§ AIM OF THE TASK
State how many lines of the records contain the string "primary". Give the number alone.

[Items from a data source]
----------

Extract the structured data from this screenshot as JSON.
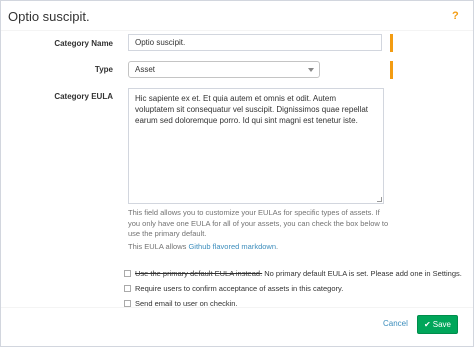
{
  "header": {
    "title": "Optio suscipit.",
    "help_label": "?",
    "help_icon": "question-mark-icon"
  },
  "form": {
    "category_name": {
      "label": "Category Name",
      "value": "Optio suscipit."
    },
    "type": {
      "label": "Type",
      "selected": "Asset"
    },
    "eula": {
      "label": "Category EULA",
      "value": "Hic sapiente ex et. Et quia autem et omnis et odit. Autem voluptatem sit consequatur vel suscipit. Dignissimos quae repellat earum sed doloremque porro. Id qui sint magni est tenetur iste.",
      "help_text": "This field allows you to customize your EULAs for specific types of assets. If you only have one EULA for all of your assets, you can check the box below to use the primary default.",
      "markdown_prefix": "This EULA allows ",
      "markdown_link": "Github flavored markdown",
      "markdown_suffix": "."
    },
    "checkboxes": {
      "use_default_label": "Use the primary default EULA instead.",
      "no_default_note": " No primary default EULA is set. Please add one in Settings.",
      "require_acceptance_label": "Require users to confirm acceptance of assets in this category.",
      "send_email_label": "Send email to user on checkin."
    }
  },
  "footer": {
    "cancel_label": "Cancel",
    "save_label": "Save",
    "save_icon": "checkmark-icon"
  },
  "colors": {
    "required_indicator": "#f39c12",
    "save_button": "#00a65a",
    "link": "#3c8dbc"
  }
}
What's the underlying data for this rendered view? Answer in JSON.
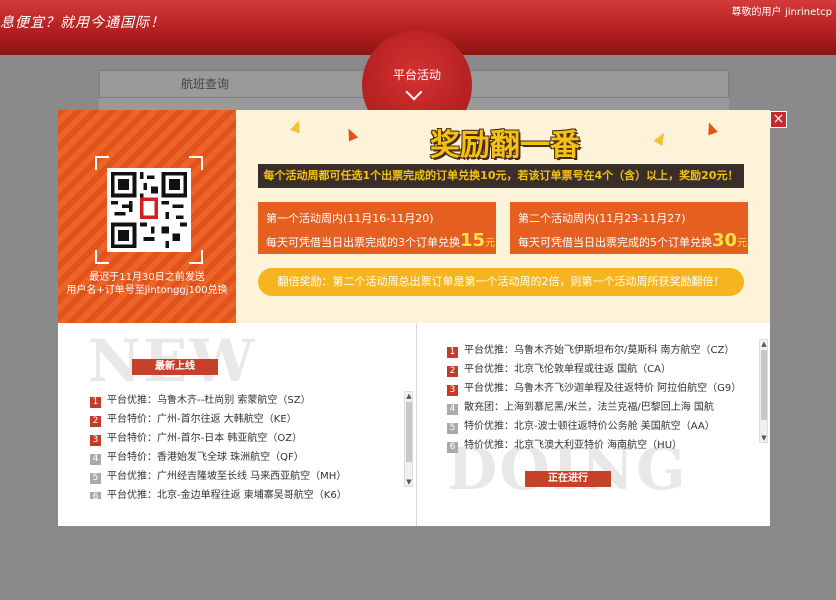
{
  "header": {
    "slogan": "息便宜？就用今通国际！",
    "user_prefix": "尊敬的用户",
    "username": "jinrinetcp"
  },
  "background": {
    "tab_flight_search": "航班查询",
    "platform_activity": "平台活动"
  },
  "promo": {
    "headline": "奖励翻一番",
    "rule": "每个活动周都可任选1个出票完成的订单兑换10元，若该订单票号在4个（含）以上，奖励20元！",
    "note_line1": "最迟于11月30日之前发送",
    "note_line2": "用户名+订单号至jintonggj100兑换",
    "week1_title": "第一个活动周内(11月16-11月20)",
    "week1_desc": "每天可凭借当日出票完成的3个订单兑换",
    "week1_amount": "15",
    "week2_title": "第二个活动周内(11月23-11月27)",
    "week2_desc": "每天可凭借当日出票完成的5个订单兑换",
    "week2_amount": "30",
    "currency": "元",
    "bonus": "翻倍奖励：第二个活动周总出票订单是第一个活动周的2倍，则第一个活动周所获奖励翻倍！"
  },
  "new_panel": {
    "watermark": "NEW",
    "tag": "最新上线",
    "items": [
      {
        "num": "1",
        "text": "平台优推：乌鲁木齐--杜尚别 索蒙航空（SZ）"
      },
      {
        "num": "2",
        "text": "平台特价：广州-首尔往返 大韩航空（KE）"
      },
      {
        "num": "3",
        "text": "平台特价：广州-首尔-日本 韩亚航空（OZ）"
      },
      {
        "num": "4",
        "text": "平台特价：香港始发飞全球 珠洲航空（QF）"
      },
      {
        "num": "5",
        "text": "平台优推：广州经吉隆坡至长线 马来西亚航空（MH）"
      },
      {
        "num": "6",
        "text": "平台优推：北京-金边单程往返 柬埔寨吴哥航空（K6）"
      }
    ]
  },
  "doing_panel": {
    "watermark": "DOING",
    "tag": "正在进行",
    "items": [
      {
        "num": "1",
        "text": "平台优推：乌鲁木齐始飞伊斯坦布尔/莫斯科 南方航空（CZ）"
      },
      {
        "num": "2",
        "text": "平台优推：北京飞伦敦单程或往返 国航（CA）"
      },
      {
        "num": "3",
        "text": "平台优推：乌鲁木齐飞沙迦单程及往返特价 阿拉伯航空（G9）"
      },
      {
        "num": "4",
        "text": "散充团：上海到慕尼黑/米兰，法兰克福/巴黎回上海 国航"
      },
      {
        "num": "5",
        "text": "特价优推：北京-波士顿往返特价公务舱 美国航空（AA）"
      },
      {
        "num": "6",
        "text": "特价优推：北京飞澳大利亚特价 海南航空（HU）"
      }
    ]
  },
  "colors": {
    "brand_red": "#c62a2a",
    "promo_orange": "#e55f20",
    "gold": "#f3c112",
    "bonus_yellow": "#f6b51f"
  }
}
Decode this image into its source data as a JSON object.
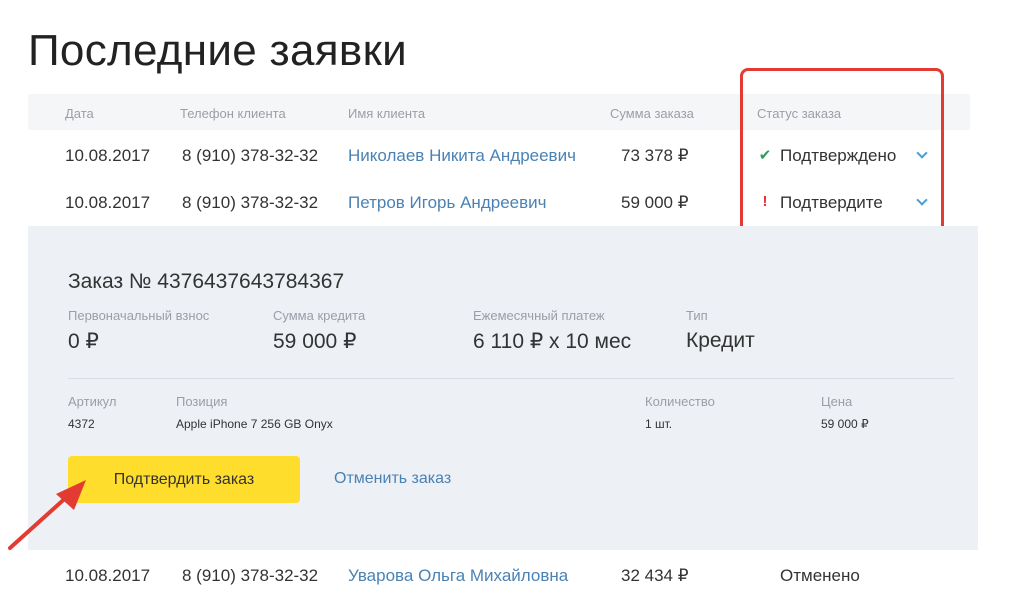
{
  "page_title": "Последние заявки",
  "table": {
    "headers": {
      "date": "Дата",
      "phone": "Телефон клиента",
      "name": "Имя клиента",
      "sum": "Сумма заказа",
      "status": "Статус заказа"
    },
    "rows": [
      {
        "date": "10.08.2017",
        "phone": "8 (910) 378-32-32",
        "name": "Николаев Никита Андреевич",
        "sum": "73 378 ₽",
        "status": "Подтверждено",
        "status_icon": "check-icon"
      },
      {
        "date": "10.08.2017",
        "phone": "8 (910) 378-32-32",
        "name": "Петров Игорь Андреевич",
        "sum": "59 000 ₽",
        "status": "Подтвердите",
        "status_icon": "exclamation-icon"
      },
      {
        "date": "10.08.2017",
        "phone": "8 (910) 378-32-32",
        "name": "Уварова Ольга Михайловна",
        "sum": "32 434 ₽",
        "status": "Отменено"
      }
    ]
  },
  "details": {
    "order_title": "Заказ № 4376437643784367",
    "meta": [
      {
        "label": "Первоначальный взнос",
        "value": "0 ₽"
      },
      {
        "label": "Сумма кредита",
        "value": "59 000 ₽"
      },
      {
        "label": "Ежемесячный платеж",
        "value": "6 110 ₽ x 10 мес"
      },
      {
        "label": "Тип",
        "value": "Кредит"
      }
    ],
    "positions": {
      "headers": {
        "article": "Артикул",
        "position": "Позиция",
        "quantity": "Количество",
        "price": "Цена"
      },
      "items": [
        {
          "article": "4372",
          "position": "Apple iPhone 7 256 GB Onyx",
          "quantity": "1 шт.",
          "price": "59 000 ₽"
        }
      ]
    },
    "confirm_label": "Подтвердить заказ",
    "cancel_label": "Отменить заказ"
  },
  "colors": {
    "accent_yellow": "#ffdd2d",
    "link_blue": "#4a82b4",
    "status_ok": "#2e9b58",
    "status_warn": "#e5303a",
    "annotation_red": "#e23b32"
  }
}
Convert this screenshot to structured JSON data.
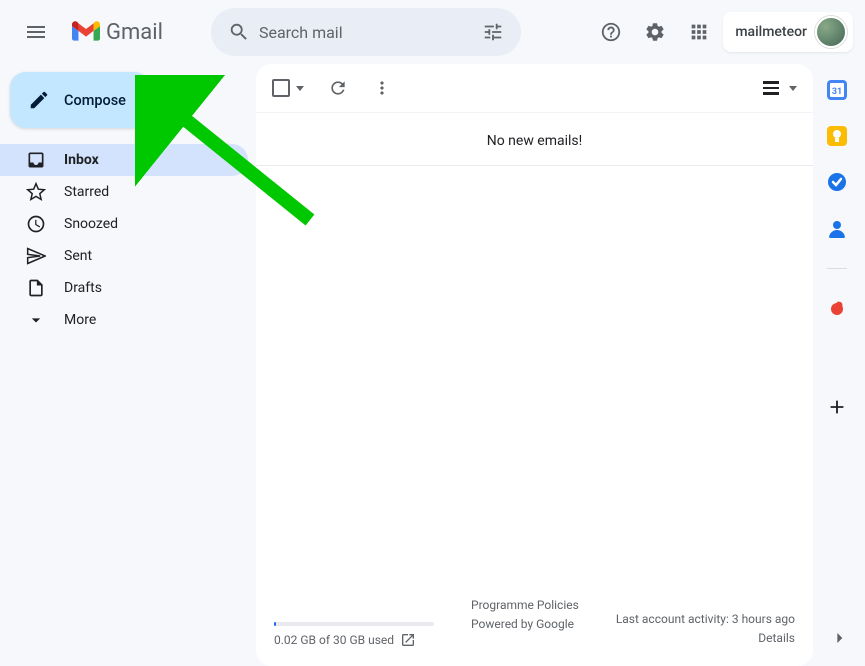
{
  "header": {
    "product_name": "Gmail",
    "search_placeholder": "Search mail",
    "account_label": "mailmeteor"
  },
  "compose_label": "Compose",
  "sidebar": {
    "items": [
      {
        "label": "Inbox"
      },
      {
        "label": "Starred"
      },
      {
        "label": "Snoozed"
      },
      {
        "label": "Sent"
      },
      {
        "label": "Drafts"
      },
      {
        "label": "More"
      }
    ]
  },
  "main": {
    "empty_message": "No new emails!"
  },
  "footer": {
    "storage_text": "0.02 GB of 30 GB used",
    "policies": "Programme Policies",
    "powered": "Powered by Google",
    "activity": "Last account activity: 3 hours ago",
    "details": "Details"
  },
  "annotation": {
    "arrow_target": "compose-button"
  }
}
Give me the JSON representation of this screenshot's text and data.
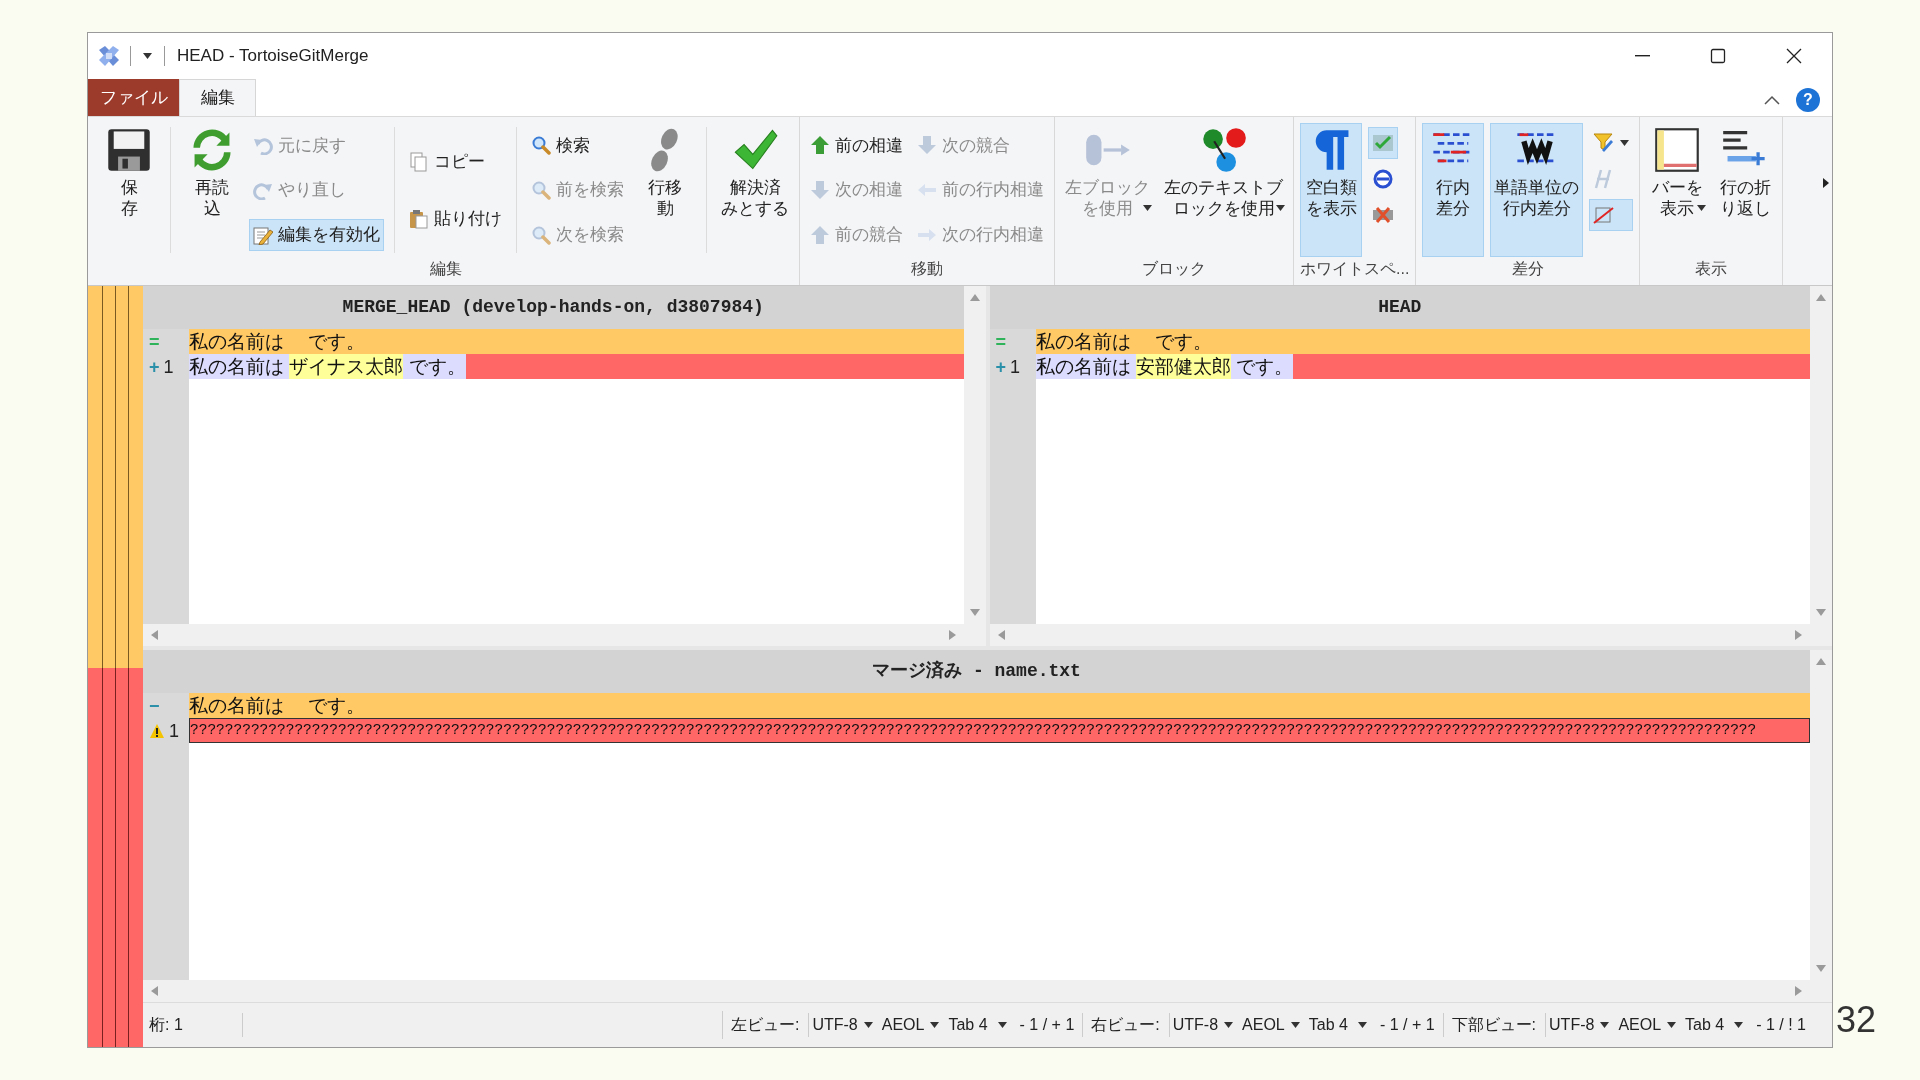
{
  "slide": {
    "page_number": "32"
  },
  "window": {
    "title": "HEAD - TortoiseGitMerge"
  },
  "ribbon": {
    "tabs": [
      {
        "label": "ファイル",
        "kind": "file",
        "selected": false
      },
      {
        "label": "編集",
        "kind": "tab",
        "selected": true
      }
    ],
    "help": "?",
    "groups": [
      {
        "label": "編集",
        "columns": [
          {
            "kind": "large",
            "buttons": [
              {
                "lines": [
                  "保",
                  "存"
                ],
                "on": false,
                "disabled": false,
                "dropdown": false
              }
            ]
          },
          {
            "kind": "separator"
          },
          {
            "kind": "large",
            "buttons": [
              {
                "lines": [
                  "再読",
                  "込"
                ],
                "on": false,
                "disabled": false,
                "dropdown": false
              }
            ]
          },
          {
            "kind": "stack",
            "buttons": [
              {
                "lines": [
                  "元に戻す"
                ],
                "on": false,
                "disabled": true,
                "dropdown": false
              },
              {
                "lines": [
                  "やり直し"
                ],
                "on": false,
                "disabled": true,
                "dropdown": false
              },
              {
                "lines": [
                  "編集を有効化"
                ],
                "on": true,
                "disabled": false,
                "dropdown": false
              }
            ]
          },
          {
            "kind": "separator"
          },
          {
            "kind": "stack",
            "buttons": [
              {
                "lines": [
                  "コピー"
                ],
                "on": false,
                "disabled": false,
                "dropdown": false
              },
              {
                "lines": [
                  "貼り付け"
                ],
                "on": false,
                "disabled": false,
                "dropdown": false
              }
            ]
          },
          {
            "kind": "separator"
          },
          {
            "kind": "stack",
            "buttons": [
              {
                "lines": [
                  "検索"
                ],
                "on": false,
                "disabled": false,
                "dropdown": false
              },
              {
                "lines": [
                  "前を検索"
                ],
                "on": false,
                "disabled": true,
                "dropdown": false
              },
              {
                "lines": [
                  "次を検索"
                ],
                "on": false,
                "disabled": true,
                "dropdown": false
              }
            ]
          },
          {
            "kind": "large",
            "buttons": [
              {
                "lines": [
                  "行移",
                  "動"
                ],
                "on": false,
                "disabled": false,
                "dropdown": false
              }
            ]
          },
          {
            "kind": "separator"
          },
          {
            "kind": "large",
            "buttons": [
              {
                "lines": [
                  "解決済",
                  "みとする"
                ],
                "on": false,
                "disabled": false,
                "dropdown": false
              }
            ]
          }
        ]
      },
      {
        "label": "移動",
        "columns": [
          {
            "kind": "stack",
            "buttons": [
              {
                "lines": [
                  "前の相違"
                ],
                "on": false,
                "disabled": false,
                "dropdown": false
              },
              {
                "lines": [
                  "次の相違"
                ],
                "on": false,
                "disabled": true,
                "dropdown": false
              },
              {
                "lines": [
                  "前の競合"
                ],
                "on": false,
                "disabled": true,
                "dropdown": false
              }
            ]
          },
          {
            "kind": "stack",
            "buttons": [
              {
                "lines": [
                  "次の競合"
                ],
                "on": false,
                "disabled": true,
                "dropdown": false
              },
              {
                "lines": [
                  "前の行内相違"
                ],
                "on": false,
                "disabled": true,
                "dropdown": false
              },
              {
                "lines": [
                  "次の行内相違"
                ],
                "on": false,
                "disabled": true,
                "dropdown": false
              }
            ]
          }
        ]
      },
      {
        "label": "ブロック",
        "columns": [
          {
            "kind": "large",
            "buttons": [
              {
                "lines": [
                  "左ブロック",
                  "を使用"
                ],
                "on": false,
                "disabled": true,
                "dropdown": true
              }
            ]
          },
          {
            "kind": "large",
            "buttons": [
              {
                "lines": [
                  "左のテキストブ",
                  "ロックを使用"
                ],
                "on": false,
                "disabled": false,
                "dropdown": true
              }
            ]
          }
        ]
      },
      {
        "label": "ホワイトスペ...",
        "columns": [
          {
            "kind": "large",
            "buttons": [
              {
                "lines": [
                  "空白類",
                  "を表示"
                ],
                "on": true,
                "disabled": false,
                "dropdown": false
              }
            ]
          },
          {
            "kind": "icons",
            "buttons": [
              {
                "on": true,
                "disabled": false,
                "dropdown": false
              },
              {
                "on": false,
                "disabled": false,
                "dropdown": false
              },
              {
                "on": false,
                "disabled": false,
                "dropdown": false
              }
            ]
          }
        ]
      },
      {
        "label": "差分",
        "columns": [
          {
            "kind": "large",
            "buttons": [
              {
                "lines": [
                  "行内",
                  "差分"
                ],
                "on": true,
                "disabled": false,
                "dropdown": false
              }
            ]
          },
          {
            "kind": "large",
            "buttons": [
              {
                "lines": [
                  "単語単位の",
                  "行内差分"
                ],
                "on": true,
                "disabled": false,
                "dropdown": false
              }
            ]
          },
          {
            "kind": "icons",
            "buttons": [
              {
                "on": false,
                "disabled": false,
                "dropdown": true
              },
              {
                "on": false,
                "disabled": true,
                "dropdown": false
              },
              {
                "on": true,
                "disabled": false,
                "dropdown": false
              }
            ]
          }
        ]
      },
      {
        "label": "表示",
        "columns": [
          {
            "kind": "large",
            "buttons": [
              {
                "lines": [
                  "バーを",
                  "表示"
                ],
                "on": false,
                "disabled": false,
                "dropdown": true
              }
            ]
          },
          {
            "kind": "large",
            "buttons": [
              {
                "lines": [
                  "行の折",
                  "り返し"
                ],
                "on": false,
                "disabled": false,
                "dropdown": false
              }
            ]
          }
        ]
      }
    ]
  },
  "top_panes": [
    {
      "title": "MERGE_HEAD (develop-hands-on, d3807984)",
      "lines": [
        {
          "kind": "same",
          "marker": "=",
          "segments": [
            {
              "text": "私の名前は　 です。",
              "changed": false
            }
          ]
        },
        {
          "kind": "added",
          "marker": "+",
          "number": "1",
          "segments": [
            {
              "text": "私の名前は ",
              "changed": false
            },
            {
              "text": "ザイナス太郎",
              "changed": true
            },
            {
              "text": " です。",
              "changed": false
            }
          ]
        }
      ]
    },
    {
      "title": "HEAD",
      "lines": [
        {
          "kind": "same",
          "marker": "=",
          "segments": [
            {
              "text": "私の名前は　 です。",
              "changed": false
            }
          ]
        },
        {
          "kind": "added",
          "marker": "+",
          "number": "1",
          "segments": [
            {
              "text": "私の名前は ",
              "changed": false
            },
            {
              "text": "安部健太郎",
              "changed": true
            },
            {
              "text": " です。",
              "changed": false
            }
          ]
        }
      ]
    }
  ],
  "bottom_pane": {
    "title": "マージ済み - name.txt",
    "lines": [
      {
        "kind": "removed",
        "marker": "−",
        "segments": [
          {
            "text": "私の名前は　 です。",
            "changed": false
          }
        ]
      },
      {
        "kind": "conflict",
        "number": "1",
        "segments": [
          {
            "text": "????????????????????????????????????????????????????????????????????????????????????????????????????????????????????????????????????????????????????????????????????????????????????",
            "changed": false
          }
        ]
      }
    ]
  },
  "status_bar": {
    "position": "桁: 1",
    "views": [
      {
        "label": "左ビュー:",
        "encoding": "UTF-8",
        "eol": "AEOL",
        "tab": "Tab 4",
        "counts": "- 1 / + 1"
      },
      {
        "label": "右ビュー:",
        "encoding": "UTF-8",
        "eol": "AEOL",
        "tab": "Tab 4",
        "counts": "- 1 / + 1"
      },
      {
        "label": "下部ビュー:",
        "encoding": "UTF-8",
        "eol": "AEOL",
        "tab": "Tab 4",
        "counts": "- 1 / ! 1"
      }
    ]
  }
}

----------

§ ANSWER SPACE
3